Untreated pain can lead to serious health problems. Each client has the right to pain relief. Because nurse aides spend so many hours with clients, they Prosoma have a good understanding of pain and how it can be managed. This information can be shared with your nursing assistants to start the process.
What is Pain?
- An unpleasant sensation that causes discomfort, distress, or even agony.
- Uncomfortable feelings that indicate something is wrong with your body.
- A message that travels from the brain to the nerve cells throughout the body.
- It is difficult to describe because each person feels the sensation differently.
- It is a normal part of aging.
- It is necessary to “build character”.
- A measurement that can be done with an x-ray or a blood test.
- All this is in the heads of people.
- For many, particularly those over sixty-five, it is important to be as well-managed and organized as possible.
What is Pain Management?
The process of providing medical treatment to relieve or reduce pain is called pain management. This Pain O Soma an essential part of client care, as every client deserves pain relief. The health care team must all work together to:
- Every client’s pain report should be taken seriously.
- Assess the pain level of each client. It is not enough to do a one-time assessment. You must do it on a regular basis.
- All pain should be treated according to the physician’s orders. If the doctor gives you medication orders, make sure that you use them effectively.
- Other than drugs, there are other ways to reduce pain.
- Clients and their families can learn all about pain relief options, including the risks, benefits, and costs.
Understanding your client’s pain is the first step!
Is your client suffering from Acute pain?
Acute pain is one that lasts for less than 24 hours and can last up to six months. Acute pain is usually sudden and can be caused by injury, disease, inflammation, or illness. It disappears once the healing process has completed.

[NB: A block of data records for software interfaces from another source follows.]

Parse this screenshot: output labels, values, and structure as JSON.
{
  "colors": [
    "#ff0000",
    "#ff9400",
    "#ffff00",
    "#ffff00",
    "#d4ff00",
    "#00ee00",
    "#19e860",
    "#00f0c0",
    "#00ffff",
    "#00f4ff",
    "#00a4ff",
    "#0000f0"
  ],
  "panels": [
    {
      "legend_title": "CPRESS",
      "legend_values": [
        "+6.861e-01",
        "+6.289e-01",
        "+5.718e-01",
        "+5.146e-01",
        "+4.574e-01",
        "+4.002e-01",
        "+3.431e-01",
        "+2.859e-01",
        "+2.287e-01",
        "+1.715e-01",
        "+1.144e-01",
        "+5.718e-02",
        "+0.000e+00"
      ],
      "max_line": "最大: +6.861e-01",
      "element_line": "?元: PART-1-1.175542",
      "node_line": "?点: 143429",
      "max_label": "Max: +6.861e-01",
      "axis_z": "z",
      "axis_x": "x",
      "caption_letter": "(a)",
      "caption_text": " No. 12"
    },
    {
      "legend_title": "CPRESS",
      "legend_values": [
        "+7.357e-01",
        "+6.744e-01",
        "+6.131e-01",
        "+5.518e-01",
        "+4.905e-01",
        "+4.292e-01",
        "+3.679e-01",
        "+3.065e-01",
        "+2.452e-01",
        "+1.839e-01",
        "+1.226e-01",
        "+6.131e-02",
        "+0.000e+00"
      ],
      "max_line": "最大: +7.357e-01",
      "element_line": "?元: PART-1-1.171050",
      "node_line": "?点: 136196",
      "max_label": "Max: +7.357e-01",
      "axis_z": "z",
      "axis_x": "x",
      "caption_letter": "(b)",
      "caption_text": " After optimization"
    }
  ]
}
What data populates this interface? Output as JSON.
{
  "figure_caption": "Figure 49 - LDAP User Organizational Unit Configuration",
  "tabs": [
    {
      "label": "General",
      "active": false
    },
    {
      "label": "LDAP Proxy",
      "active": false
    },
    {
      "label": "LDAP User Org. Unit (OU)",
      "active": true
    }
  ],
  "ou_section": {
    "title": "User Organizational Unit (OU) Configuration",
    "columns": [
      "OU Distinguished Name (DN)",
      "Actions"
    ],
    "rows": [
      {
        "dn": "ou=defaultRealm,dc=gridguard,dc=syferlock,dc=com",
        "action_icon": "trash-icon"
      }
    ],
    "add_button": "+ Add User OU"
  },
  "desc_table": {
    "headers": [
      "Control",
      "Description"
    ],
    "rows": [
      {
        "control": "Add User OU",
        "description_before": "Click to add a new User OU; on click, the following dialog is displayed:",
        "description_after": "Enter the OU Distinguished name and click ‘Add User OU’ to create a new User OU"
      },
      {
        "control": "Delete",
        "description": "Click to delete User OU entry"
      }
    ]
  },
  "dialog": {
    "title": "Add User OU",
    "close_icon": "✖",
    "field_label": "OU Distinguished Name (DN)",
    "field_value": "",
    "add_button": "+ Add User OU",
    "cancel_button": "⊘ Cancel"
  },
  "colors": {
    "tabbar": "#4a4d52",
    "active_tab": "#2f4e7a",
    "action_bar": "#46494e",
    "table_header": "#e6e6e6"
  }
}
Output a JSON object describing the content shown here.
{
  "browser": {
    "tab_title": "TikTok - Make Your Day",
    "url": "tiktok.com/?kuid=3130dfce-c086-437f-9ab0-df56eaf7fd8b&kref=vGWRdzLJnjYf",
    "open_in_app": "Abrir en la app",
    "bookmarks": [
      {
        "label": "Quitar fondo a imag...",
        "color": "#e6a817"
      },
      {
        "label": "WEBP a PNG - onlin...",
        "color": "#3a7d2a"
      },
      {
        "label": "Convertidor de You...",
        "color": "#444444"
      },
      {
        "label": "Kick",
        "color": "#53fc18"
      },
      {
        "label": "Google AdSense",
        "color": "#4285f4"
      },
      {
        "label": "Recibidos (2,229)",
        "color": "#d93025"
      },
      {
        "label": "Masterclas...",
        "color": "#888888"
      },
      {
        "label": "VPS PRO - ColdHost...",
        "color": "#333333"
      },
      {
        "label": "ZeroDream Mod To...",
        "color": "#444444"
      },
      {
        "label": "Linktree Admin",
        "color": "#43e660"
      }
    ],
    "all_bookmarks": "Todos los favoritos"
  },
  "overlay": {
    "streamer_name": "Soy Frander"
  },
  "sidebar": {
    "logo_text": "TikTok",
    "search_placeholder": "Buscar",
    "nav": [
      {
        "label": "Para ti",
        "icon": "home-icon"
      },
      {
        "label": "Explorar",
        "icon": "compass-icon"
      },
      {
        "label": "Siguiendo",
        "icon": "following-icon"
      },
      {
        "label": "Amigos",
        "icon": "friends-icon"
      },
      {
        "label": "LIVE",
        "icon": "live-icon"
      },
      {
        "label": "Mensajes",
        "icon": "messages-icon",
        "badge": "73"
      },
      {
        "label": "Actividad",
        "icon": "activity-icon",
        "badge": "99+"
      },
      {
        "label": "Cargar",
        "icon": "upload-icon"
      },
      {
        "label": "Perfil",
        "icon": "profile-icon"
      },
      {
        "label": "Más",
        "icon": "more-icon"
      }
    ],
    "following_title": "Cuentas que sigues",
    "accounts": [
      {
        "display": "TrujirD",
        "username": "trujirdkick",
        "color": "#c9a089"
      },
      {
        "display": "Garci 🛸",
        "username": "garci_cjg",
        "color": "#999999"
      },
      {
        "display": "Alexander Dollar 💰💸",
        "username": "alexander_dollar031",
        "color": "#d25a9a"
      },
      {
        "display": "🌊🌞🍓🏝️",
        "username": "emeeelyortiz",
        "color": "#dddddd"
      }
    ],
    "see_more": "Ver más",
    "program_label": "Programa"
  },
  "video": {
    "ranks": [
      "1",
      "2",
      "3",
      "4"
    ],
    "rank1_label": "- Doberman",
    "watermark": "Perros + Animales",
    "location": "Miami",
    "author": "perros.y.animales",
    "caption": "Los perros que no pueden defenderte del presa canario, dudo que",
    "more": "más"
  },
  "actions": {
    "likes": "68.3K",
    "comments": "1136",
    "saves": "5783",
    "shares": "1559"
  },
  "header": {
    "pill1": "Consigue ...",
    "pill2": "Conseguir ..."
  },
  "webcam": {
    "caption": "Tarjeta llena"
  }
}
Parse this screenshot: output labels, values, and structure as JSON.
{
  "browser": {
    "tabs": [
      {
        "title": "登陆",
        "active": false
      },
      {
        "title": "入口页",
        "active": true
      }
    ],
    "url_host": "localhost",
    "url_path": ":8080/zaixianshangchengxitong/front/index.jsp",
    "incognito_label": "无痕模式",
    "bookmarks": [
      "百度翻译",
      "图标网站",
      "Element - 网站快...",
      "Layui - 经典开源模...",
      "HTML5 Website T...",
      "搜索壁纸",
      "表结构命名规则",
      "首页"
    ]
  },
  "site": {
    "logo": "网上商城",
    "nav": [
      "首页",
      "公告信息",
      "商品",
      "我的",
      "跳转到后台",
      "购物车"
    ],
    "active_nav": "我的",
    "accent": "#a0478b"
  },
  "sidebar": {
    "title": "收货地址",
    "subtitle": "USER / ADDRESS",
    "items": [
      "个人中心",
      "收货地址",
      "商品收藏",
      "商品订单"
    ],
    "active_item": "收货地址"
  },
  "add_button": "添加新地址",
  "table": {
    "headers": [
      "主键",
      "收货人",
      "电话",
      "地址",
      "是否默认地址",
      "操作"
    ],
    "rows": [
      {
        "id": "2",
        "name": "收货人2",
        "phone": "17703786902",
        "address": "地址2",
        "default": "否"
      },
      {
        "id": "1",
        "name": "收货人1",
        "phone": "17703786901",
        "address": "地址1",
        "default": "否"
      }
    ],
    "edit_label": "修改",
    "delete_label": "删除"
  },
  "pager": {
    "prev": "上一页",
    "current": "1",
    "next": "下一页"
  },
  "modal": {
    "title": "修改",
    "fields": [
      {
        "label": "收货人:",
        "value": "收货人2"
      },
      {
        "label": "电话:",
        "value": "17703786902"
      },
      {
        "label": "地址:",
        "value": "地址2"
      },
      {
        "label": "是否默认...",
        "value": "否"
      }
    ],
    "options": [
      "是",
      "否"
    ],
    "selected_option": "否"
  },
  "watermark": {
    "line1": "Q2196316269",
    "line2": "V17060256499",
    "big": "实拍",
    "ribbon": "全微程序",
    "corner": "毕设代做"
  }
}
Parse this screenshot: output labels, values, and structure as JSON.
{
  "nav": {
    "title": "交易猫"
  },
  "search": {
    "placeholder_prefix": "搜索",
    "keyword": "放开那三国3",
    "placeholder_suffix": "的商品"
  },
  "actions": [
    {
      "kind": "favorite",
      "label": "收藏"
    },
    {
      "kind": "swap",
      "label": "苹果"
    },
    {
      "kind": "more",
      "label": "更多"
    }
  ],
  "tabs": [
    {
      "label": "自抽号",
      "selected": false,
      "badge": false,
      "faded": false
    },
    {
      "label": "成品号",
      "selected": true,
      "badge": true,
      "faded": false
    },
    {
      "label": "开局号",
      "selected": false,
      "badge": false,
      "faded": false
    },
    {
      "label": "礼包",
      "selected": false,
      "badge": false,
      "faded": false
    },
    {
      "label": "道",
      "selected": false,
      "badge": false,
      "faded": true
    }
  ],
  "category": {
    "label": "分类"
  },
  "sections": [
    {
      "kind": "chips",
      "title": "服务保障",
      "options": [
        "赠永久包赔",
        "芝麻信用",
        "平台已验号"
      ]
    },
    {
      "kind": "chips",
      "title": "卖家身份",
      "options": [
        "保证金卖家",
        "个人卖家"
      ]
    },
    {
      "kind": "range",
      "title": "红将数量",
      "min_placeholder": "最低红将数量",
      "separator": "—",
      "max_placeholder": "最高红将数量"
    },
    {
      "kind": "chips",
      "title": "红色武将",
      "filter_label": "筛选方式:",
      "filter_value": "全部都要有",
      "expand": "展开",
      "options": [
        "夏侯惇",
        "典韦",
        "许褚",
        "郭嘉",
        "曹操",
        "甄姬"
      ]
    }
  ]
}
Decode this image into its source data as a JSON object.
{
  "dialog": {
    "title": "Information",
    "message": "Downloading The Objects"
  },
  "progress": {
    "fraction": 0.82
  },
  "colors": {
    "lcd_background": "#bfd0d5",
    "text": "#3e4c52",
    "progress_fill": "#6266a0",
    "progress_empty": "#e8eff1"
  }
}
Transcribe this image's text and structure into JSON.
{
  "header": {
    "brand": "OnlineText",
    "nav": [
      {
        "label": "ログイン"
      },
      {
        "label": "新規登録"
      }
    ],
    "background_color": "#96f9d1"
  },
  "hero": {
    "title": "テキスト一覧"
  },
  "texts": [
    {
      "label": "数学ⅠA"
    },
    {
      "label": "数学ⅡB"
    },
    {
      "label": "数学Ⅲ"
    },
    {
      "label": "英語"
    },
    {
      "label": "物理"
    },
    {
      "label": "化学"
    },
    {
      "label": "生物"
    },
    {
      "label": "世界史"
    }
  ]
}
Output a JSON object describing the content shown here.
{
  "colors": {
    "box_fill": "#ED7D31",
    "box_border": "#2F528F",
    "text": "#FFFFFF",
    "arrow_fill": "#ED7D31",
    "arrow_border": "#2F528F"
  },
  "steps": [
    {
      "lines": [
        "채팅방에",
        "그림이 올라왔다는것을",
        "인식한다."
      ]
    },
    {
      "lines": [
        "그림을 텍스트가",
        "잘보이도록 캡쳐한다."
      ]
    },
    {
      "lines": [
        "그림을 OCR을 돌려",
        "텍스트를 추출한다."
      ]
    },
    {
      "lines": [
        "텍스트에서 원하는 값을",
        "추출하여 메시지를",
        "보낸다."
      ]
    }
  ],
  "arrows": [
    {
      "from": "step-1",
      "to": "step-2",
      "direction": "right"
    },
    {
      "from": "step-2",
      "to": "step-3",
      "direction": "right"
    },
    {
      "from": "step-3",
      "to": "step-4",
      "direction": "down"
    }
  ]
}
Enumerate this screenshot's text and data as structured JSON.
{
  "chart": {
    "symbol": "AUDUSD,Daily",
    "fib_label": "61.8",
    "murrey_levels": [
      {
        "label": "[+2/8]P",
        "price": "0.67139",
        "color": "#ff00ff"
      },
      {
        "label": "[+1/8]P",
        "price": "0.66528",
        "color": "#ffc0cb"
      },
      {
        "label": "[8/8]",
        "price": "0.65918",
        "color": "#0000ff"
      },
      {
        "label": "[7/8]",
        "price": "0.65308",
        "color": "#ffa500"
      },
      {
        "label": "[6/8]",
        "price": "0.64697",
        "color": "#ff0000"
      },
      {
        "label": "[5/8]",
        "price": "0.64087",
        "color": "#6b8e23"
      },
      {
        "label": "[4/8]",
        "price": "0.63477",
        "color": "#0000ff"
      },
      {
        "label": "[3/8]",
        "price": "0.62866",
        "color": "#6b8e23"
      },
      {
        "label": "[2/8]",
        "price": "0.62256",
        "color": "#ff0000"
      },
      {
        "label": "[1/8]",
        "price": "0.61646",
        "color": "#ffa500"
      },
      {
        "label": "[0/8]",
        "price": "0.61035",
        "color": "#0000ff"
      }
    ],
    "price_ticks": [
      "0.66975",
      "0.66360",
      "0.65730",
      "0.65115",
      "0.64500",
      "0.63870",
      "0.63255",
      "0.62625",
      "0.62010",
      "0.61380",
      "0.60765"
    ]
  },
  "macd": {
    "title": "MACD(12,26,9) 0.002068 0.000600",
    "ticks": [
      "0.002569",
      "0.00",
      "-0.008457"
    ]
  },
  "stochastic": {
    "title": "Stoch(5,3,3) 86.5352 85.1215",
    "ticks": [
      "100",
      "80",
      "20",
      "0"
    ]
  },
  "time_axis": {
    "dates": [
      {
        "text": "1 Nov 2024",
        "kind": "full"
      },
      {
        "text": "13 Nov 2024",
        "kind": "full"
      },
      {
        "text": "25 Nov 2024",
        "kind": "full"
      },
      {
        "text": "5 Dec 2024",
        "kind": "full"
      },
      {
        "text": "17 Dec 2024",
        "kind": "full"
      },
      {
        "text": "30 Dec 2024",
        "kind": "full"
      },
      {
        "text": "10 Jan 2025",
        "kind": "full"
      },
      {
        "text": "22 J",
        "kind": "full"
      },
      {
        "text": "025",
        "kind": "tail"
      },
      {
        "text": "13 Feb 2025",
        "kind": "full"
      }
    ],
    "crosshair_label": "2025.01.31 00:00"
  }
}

Acute pain is usually a warning sign that the body needs to fix a problem. Acute pain is usually easily treated and diagnosed. This makes it easier for people to feel sorry.
Acute pain is often obvious. Acute pain can actually “revamp” the body by causing pale, uncomfortable skin, an increase in heart beat, respiratory rate, and blood pressure.
Or is your client’s pain chronic?
Chronic pain is one that lasts for at least six months. Chronic pain often develops slowly. It is possible for people to have difficulty identifying the origin of chronic pain and/or describing it.
Chronic pain is useless as it continues long after healing has ended. Chronic pain may be hard to diagnose and can persist despite being treated.
Chronic pain can cause people to not know the source of their discomfort. Some people may appear depressed. Chronic pain can cause a body to “slow down”, causing a decrease of heart rate and blood pressure. Because there may not be a visible cause, others may not sympathize with chronic pain.